━━ DATA PROVIDED

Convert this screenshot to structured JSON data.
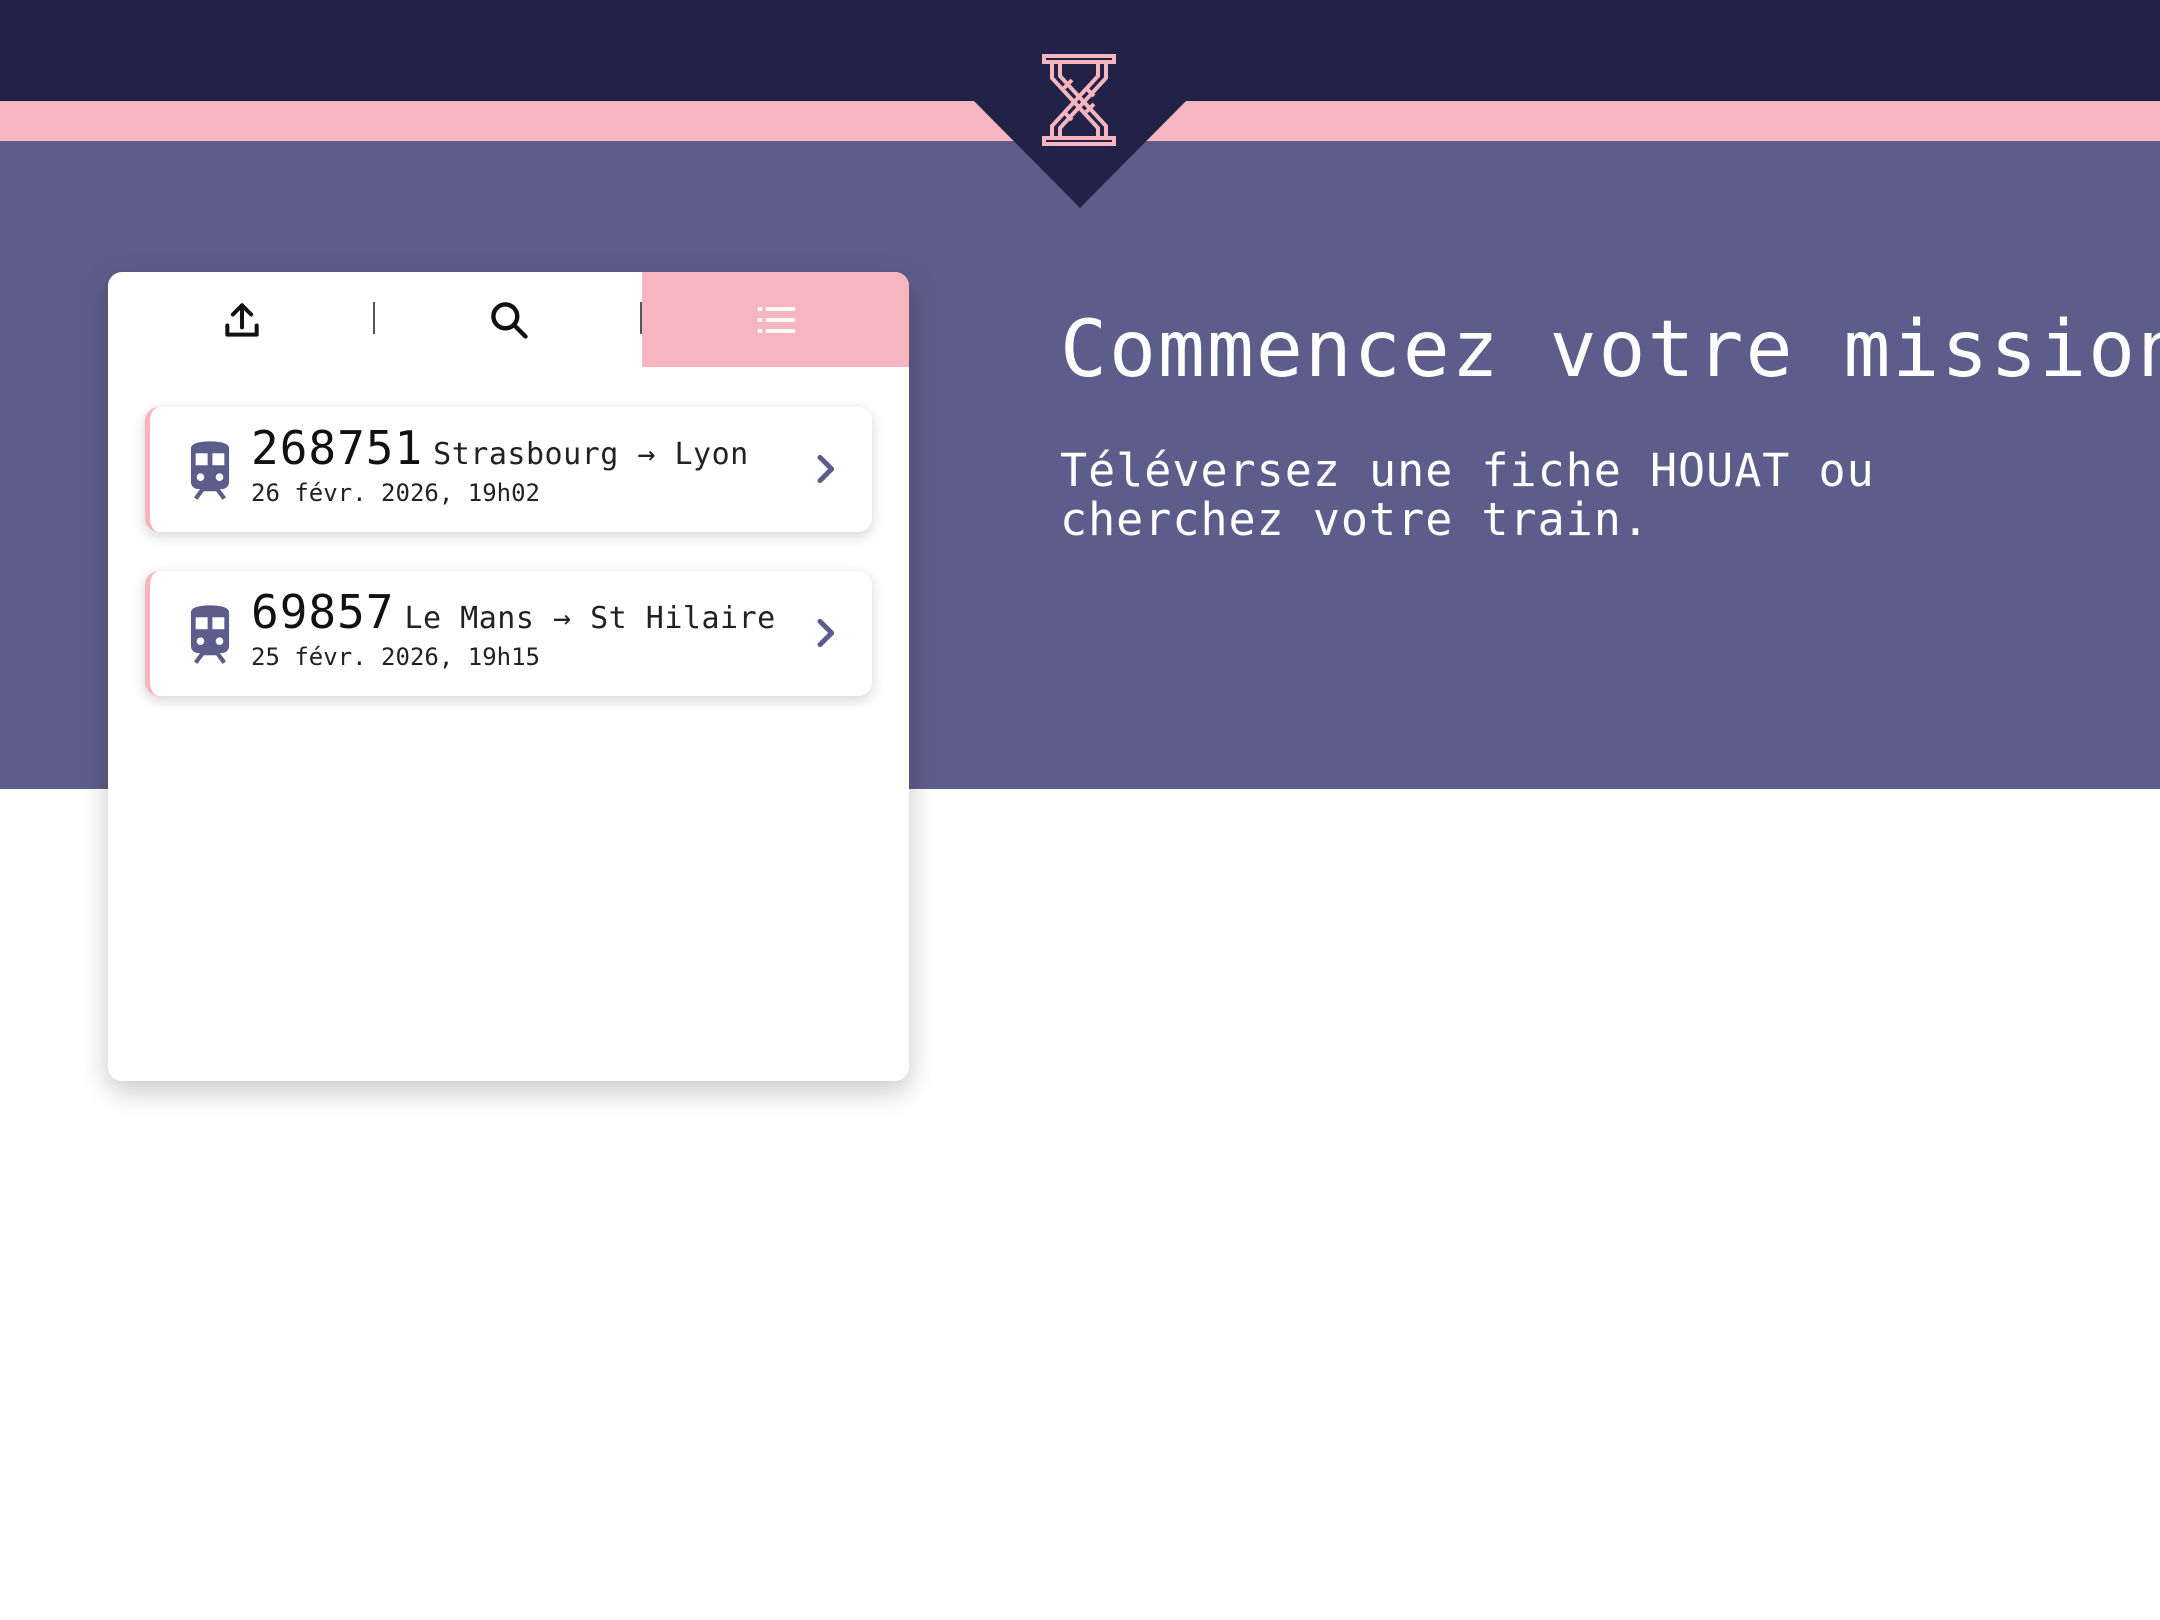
{
  "app": {
    "logo_icon": "hourglass-icon",
    "brand_color": "#222248",
    "accent_color": "#f7b5bf",
    "hero_color": "#5d5d8b"
  },
  "tabs": [
    {
      "icon": "upload-icon",
      "active": false
    },
    {
      "icon": "search-icon",
      "active": false
    },
    {
      "icon": "list-icon",
      "active": true
    }
  ],
  "trains": [
    {
      "number": "268751",
      "route": "Strasbourg → Lyon",
      "date": "26 févr. 2026, 19h02",
      "icon": "train-icon"
    },
    {
      "number": "69857",
      "route": "Le Mans → St Hilaire",
      "date": "25 févr. 2026, 19h15",
      "icon": "train-icon"
    }
  ],
  "hero": {
    "title": "Commencez votre mission",
    "subtitle": "Téléversez une fiche HOUAT ou cherchez votre train."
  }
}
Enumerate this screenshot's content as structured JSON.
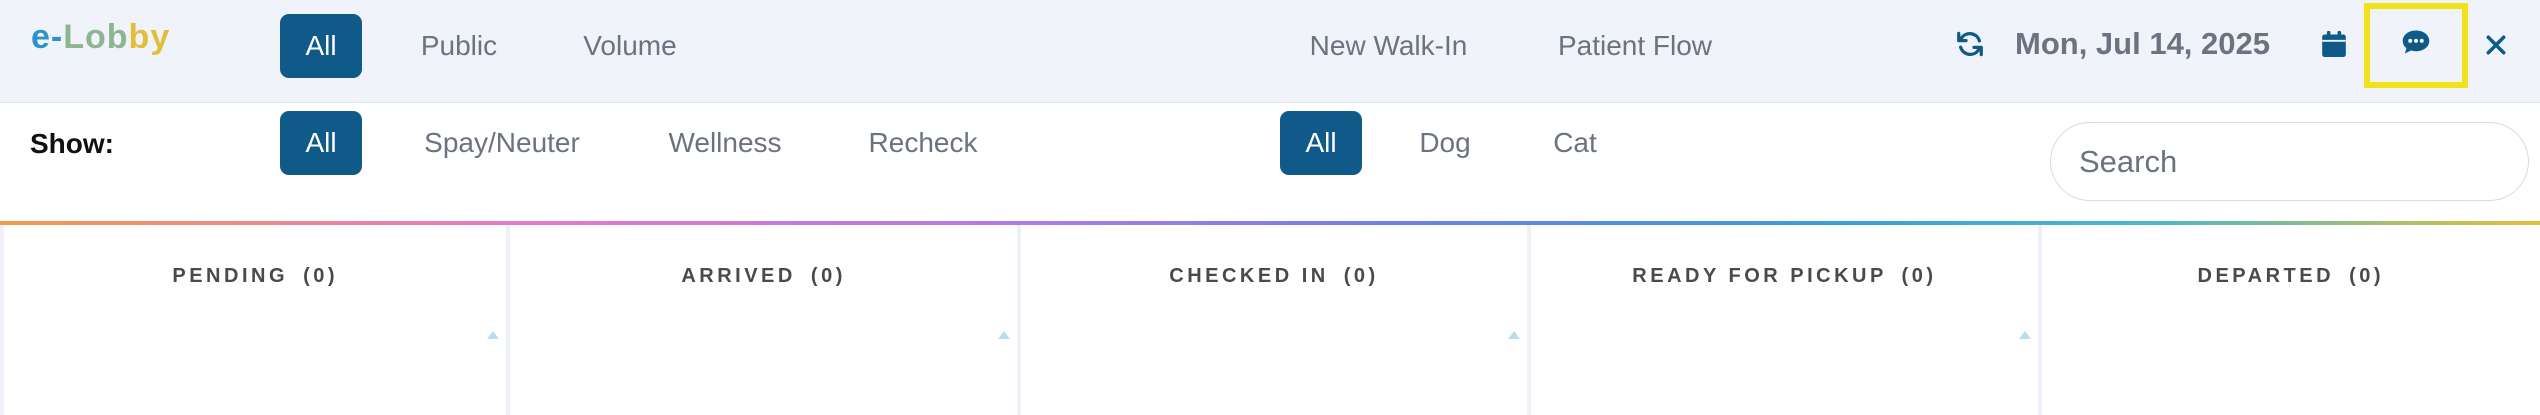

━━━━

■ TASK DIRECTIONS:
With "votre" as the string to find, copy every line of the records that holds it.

■ ANSWER BOX:
    "title": "Commencez votre mission",
    "subtitle": "Téléversez une fiche HOUAT ou cherchez votre train."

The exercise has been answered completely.